Makepeace Island’s future revealed after Virgin collapse
MANAGEMENT says an island getaway in the heart of Noosa which has hosted Justin Bieber and the Hemsworth brothers will not be impacted by a major airline collapse.
Virgin boss Sir Richard Branson is a part-owner of Makepeace Island, a high-end luxury getaway in the Noosa River.
Virgin Australia, the nation's second-largest carrier, announced this week it had entered voluntary administration, in the wake of the coronavirus shutdown.
Billionaire Sir Richard this week pledged his Necker Island luxury resort in the Caribbean would be offered as security for loans, in a bid to secure a UK Government bailout of Virgin Atlantic airline.
The move sparked rumours a similar approach could be taken with Makepeace Island, in a bid to secure Federal Government assistance for the stricken Virgin Australia.
A Makepeace Island spokeswoman told the Daily the luxury retreat would "not be impacted by the airline's recent announcement to enter voluntary administration" as it was "not part of Virgin Australia's assets".
"Makepeace Island is currently owned by Sir Richard Branson, Brett Godfrey, Radek Sali and Cathie Reid and Stuart Giles," the spokeswoman said.
"The island was originally developed as a retreat for family and friends of the owners, and in 2011 its doors were opened for exclusive hire as a private holiday home."
Makepeace Island rates for peak season this year were listed on the website at $18,000 a night for exclusive use, for a minimum two-night stay, rising to $19,800 a night in peak season next year.
The island - which Sir Richard bought for $2.86 million in the early-2000s - featured a 500,000L pool, 15-person spa, gym, tennis court and more.
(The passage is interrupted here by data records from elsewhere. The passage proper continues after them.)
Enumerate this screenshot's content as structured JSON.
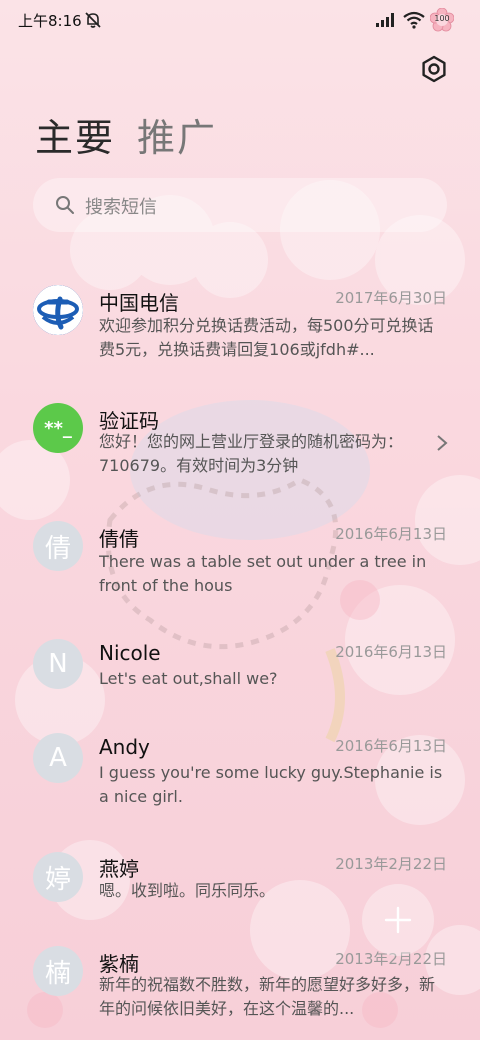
{
  "status_bar": {
    "time": "上午8:16",
    "battery": "100"
  },
  "header": {
    "tabs": [
      {
        "label": "主要",
        "active": true
      },
      {
        "label": "推广",
        "active": false
      }
    ]
  },
  "search": {
    "placeholder": "搜索短信"
  },
  "conversations": [
    {
      "name": "中国电信",
      "date": "2017年6月30日",
      "preview": "欢迎参加积分兑换话费活动，每500分可兑换话费5元，兑换话费请回复106或jfdh#...",
      "avatar": "telecom-logo"
    },
    {
      "name": "验证码",
      "date": "",
      "preview": "您好！您的网上营业厅登录的随机密码为：710679。有效时间为3分钟",
      "avatar": "**_"
    },
    {
      "name": "倩倩",
      "date": "2016年6月13日",
      "preview": "There was a table set out under a tree in front of the hous",
      "avatar": "倩"
    },
    {
      "name": "Nicole",
      "date": "2016年6月13日",
      "preview": "Let's eat out,shall we?",
      "avatar": "N"
    },
    {
      "name": "Andy",
      "date": "2016年6月13日",
      "preview": "I guess you're some lucky guy.Stephanie is a nice girl.",
      "avatar": "A"
    },
    {
      "name": "燕婷",
      "date": "2013年2月22日",
      "preview": "嗯。收到啦。同乐同乐。",
      "avatar": "婷"
    },
    {
      "name": "紫楠",
      "date": "2013年2月22日",
      "preview": "新年的祝福数不胜数，新年的愿望好多好多，新年的问候依旧美好，在这个温馨的...",
      "avatar": "楠"
    }
  ],
  "colors": {
    "background_top": "#fbe3e7",
    "background_bottom": "#f7cfd8",
    "verification_avatar": "#5cc94a",
    "telecom_blue": "#1c5db5",
    "contact_avatar": "#d9dde3"
  }
}
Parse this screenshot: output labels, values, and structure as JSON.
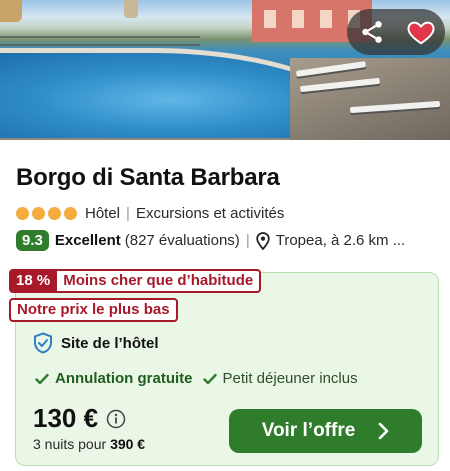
{
  "hotel": {
    "name": "Borgo di Santa Barbara",
    "stars_count": 4,
    "type": "Hôtel",
    "category": "Excursions et activités",
    "score": "9.3",
    "rating_word": "Excellent",
    "reviews": "(827 évaluations)",
    "location": "Tropea, à 2.6 km ..."
  },
  "actions": {
    "share_icon": "share-icon",
    "favorite_icon": "heart-icon",
    "favorite_color": "#e2374a"
  },
  "deal": {
    "discount": "18 %",
    "discount_label": "Moins cher que d’habitude",
    "lowest_label": "Notre prix le plus bas",
    "provider": "Site de l’hôtel",
    "perks": [
      "Annulation gratuite",
      "Petit déjeuner inclus"
    ],
    "price": "130 €",
    "nights_prefix": "3 nuits pour",
    "nights_total": "390 €",
    "cta": "Voir l’offre"
  },
  "colors": {
    "brand_green": "#2f7d2c",
    "deal_red": "#a7192a",
    "card_bg": "#eaf6e6",
    "star_orange": "#f6ab3f"
  }
}
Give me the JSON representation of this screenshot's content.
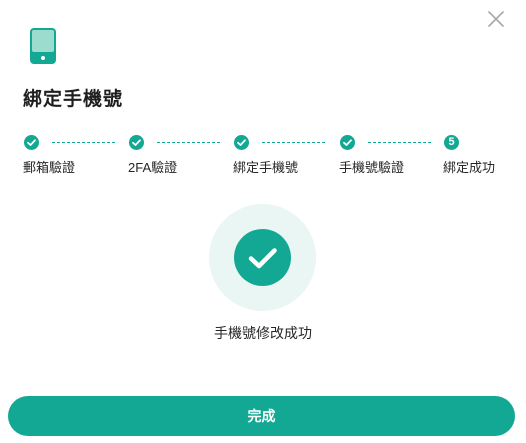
{
  "dialog": {
    "title": "綁定手機號",
    "header_icon": "smartphone-icon",
    "close_icon": "close-icon"
  },
  "steps": [
    {
      "label": "郵箱驗證",
      "status": "done",
      "icon": "check-icon"
    },
    {
      "label": "2FA驗證",
      "status": "done",
      "icon": "check-icon"
    },
    {
      "label": "綁定手機號",
      "status": "done",
      "icon": "check-icon"
    },
    {
      "label": "手機號驗證",
      "status": "done",
      "icon": "check-icon"
    },
    {
      "label": "綁定成功",
      "status": "current",
      "number": "5"
    }
  ],
  "result": {
    "icon": "success-check-icon",
    "message": "手機號修改成功"
  },
  "actions": {
    "done_label": "完成"
  },
  "colors": {
    "accent": "#12a893",
    "accent_light": "#e9f6f3",
    "icon_gray": "#a8a8a8"
  }
}
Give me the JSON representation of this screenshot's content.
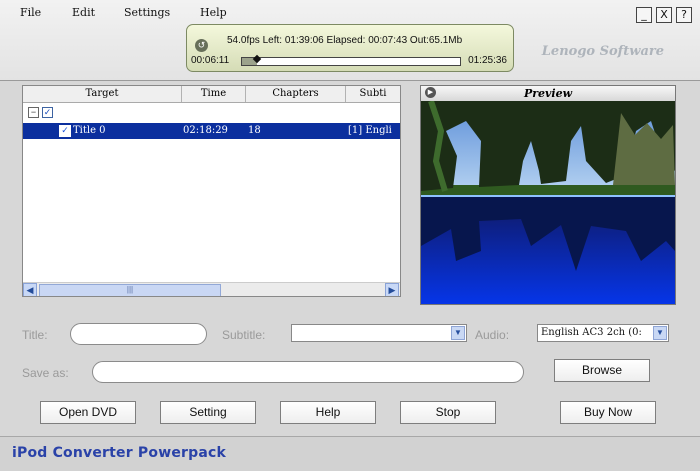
{
  "menu": [
    "File",
    "Edit",
    "Settings",
    "Help"
  ],
  "window_controls": [
    "_",
    "X",
    "?"
  ],
  "brand": "Lenogo Software",
  "status": {
    "line": "54.0fps Left: 01:39:06 Elapsed: 00:07:43 Out:65.1Mb",
    "current_time": "00:06:11",
    "total_time": "01:25:36",
    "progress_fraction": 0.07
  },
  "table": {
    "columns": [
      "Target",
      "Time",
      "Chapters",
      "Subti"
    ],
    "root_checked": true,
    "rows": [
      {
        "target": "Title 0",
        "time": "02:18:29",
        "chapters": "18",
        "subtitle": "[1] Engli",
        "checked": true
      }
    ]
  },
  "preview": {
    "title": "Preview"
  },
  "form": {
    "title_label": "Title:",
    "title_value": "",
    "subtitle_label": "Subtitle:",
    "subtitle_value": "",
    "audio_label": "Audio:",
    "audio_value": "English AC3 2ch (0:",
    "save_as_label": "Save as:",
    "save_as_value": ""
  },
  "buttons": {
    "browse": "Browse",
    "open_dvd": "Open DVD",
    "setting": "Setting",
    "help": "Help",
    "stop": "Stop",
    "buy_now": "Buy Now"
  },
  "footer": {
    "title": "iPod Converter Powerpack"
  },
  "colors": {
    "selection": "#0b2f9e",
    "panel": "#d7d7d7",
    "status_bg": "#e9efcc",
    "footer_text": "#2a42a8"
  }
}
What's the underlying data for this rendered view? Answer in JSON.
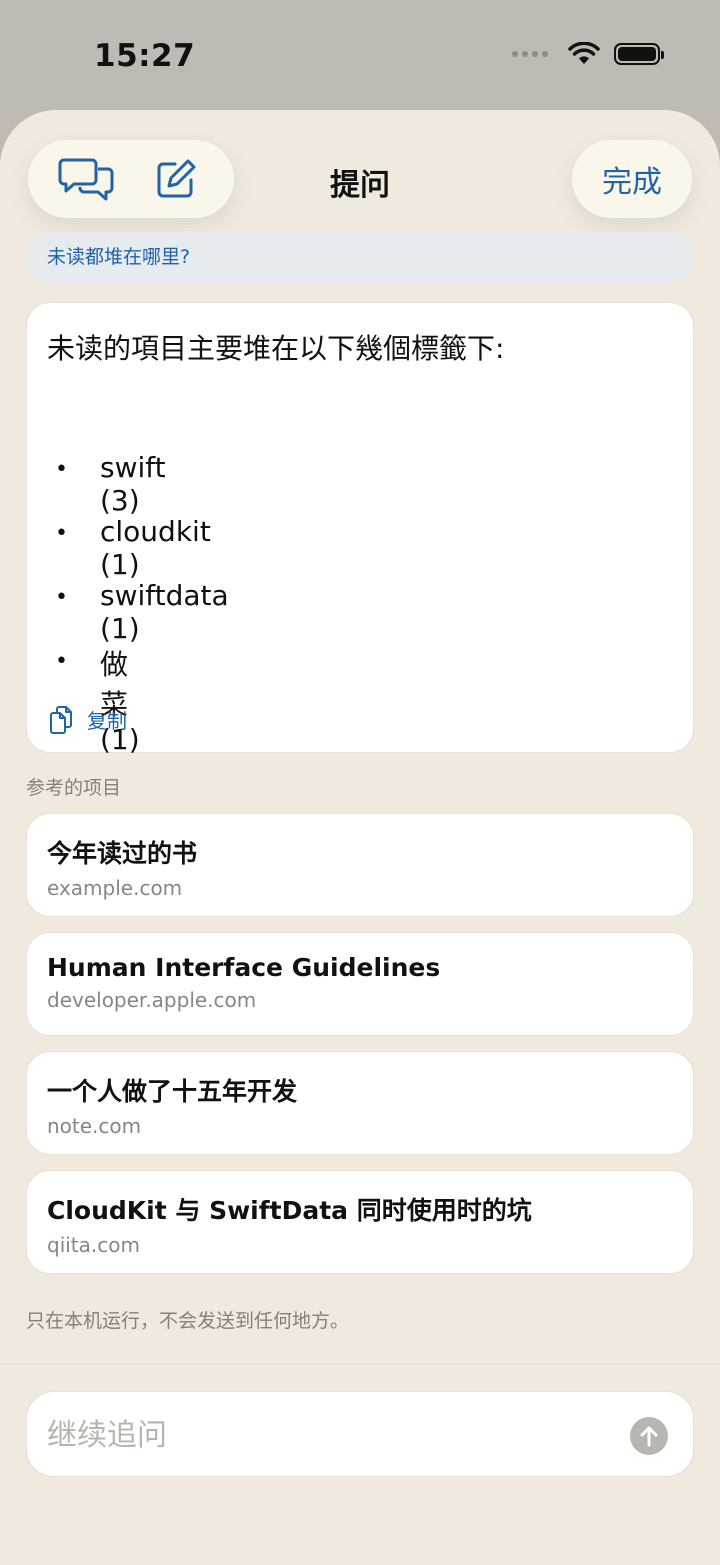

It had also hosted the likes of Will-I-Am and other celebrities.